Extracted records
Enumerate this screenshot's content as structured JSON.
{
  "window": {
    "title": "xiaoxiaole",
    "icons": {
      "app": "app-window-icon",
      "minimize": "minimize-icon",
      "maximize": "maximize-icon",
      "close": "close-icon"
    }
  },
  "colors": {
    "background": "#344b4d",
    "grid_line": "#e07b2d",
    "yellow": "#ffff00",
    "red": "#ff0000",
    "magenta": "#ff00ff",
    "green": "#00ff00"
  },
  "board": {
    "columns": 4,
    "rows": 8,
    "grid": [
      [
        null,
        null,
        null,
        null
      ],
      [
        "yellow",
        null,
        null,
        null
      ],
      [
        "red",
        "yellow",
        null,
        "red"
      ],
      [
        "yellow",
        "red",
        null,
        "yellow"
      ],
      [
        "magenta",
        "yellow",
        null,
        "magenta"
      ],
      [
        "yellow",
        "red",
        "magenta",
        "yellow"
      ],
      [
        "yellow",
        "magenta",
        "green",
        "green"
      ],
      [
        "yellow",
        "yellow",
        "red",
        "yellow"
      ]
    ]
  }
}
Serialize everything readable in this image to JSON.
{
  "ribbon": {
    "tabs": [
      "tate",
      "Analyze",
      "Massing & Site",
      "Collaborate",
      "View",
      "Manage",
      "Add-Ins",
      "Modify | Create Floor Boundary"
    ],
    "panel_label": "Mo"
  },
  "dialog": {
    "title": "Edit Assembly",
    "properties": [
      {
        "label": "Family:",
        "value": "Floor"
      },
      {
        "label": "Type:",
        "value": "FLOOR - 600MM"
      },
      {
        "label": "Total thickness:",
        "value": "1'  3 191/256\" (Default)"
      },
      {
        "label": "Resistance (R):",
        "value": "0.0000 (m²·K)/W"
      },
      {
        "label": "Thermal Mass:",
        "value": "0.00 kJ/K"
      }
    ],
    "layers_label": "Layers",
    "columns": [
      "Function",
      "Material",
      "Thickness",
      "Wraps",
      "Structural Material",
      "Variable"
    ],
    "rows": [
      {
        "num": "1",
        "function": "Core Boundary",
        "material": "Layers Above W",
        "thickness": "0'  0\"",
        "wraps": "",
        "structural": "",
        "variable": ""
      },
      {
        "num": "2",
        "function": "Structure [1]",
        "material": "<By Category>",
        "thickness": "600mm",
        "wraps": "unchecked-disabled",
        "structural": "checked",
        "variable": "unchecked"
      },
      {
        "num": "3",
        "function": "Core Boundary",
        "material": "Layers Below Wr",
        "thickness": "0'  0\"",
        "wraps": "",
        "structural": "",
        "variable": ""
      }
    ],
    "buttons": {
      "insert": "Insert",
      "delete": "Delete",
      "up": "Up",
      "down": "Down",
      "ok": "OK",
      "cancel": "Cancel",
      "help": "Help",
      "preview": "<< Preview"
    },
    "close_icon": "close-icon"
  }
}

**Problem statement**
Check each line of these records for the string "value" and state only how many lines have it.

**Task output**
5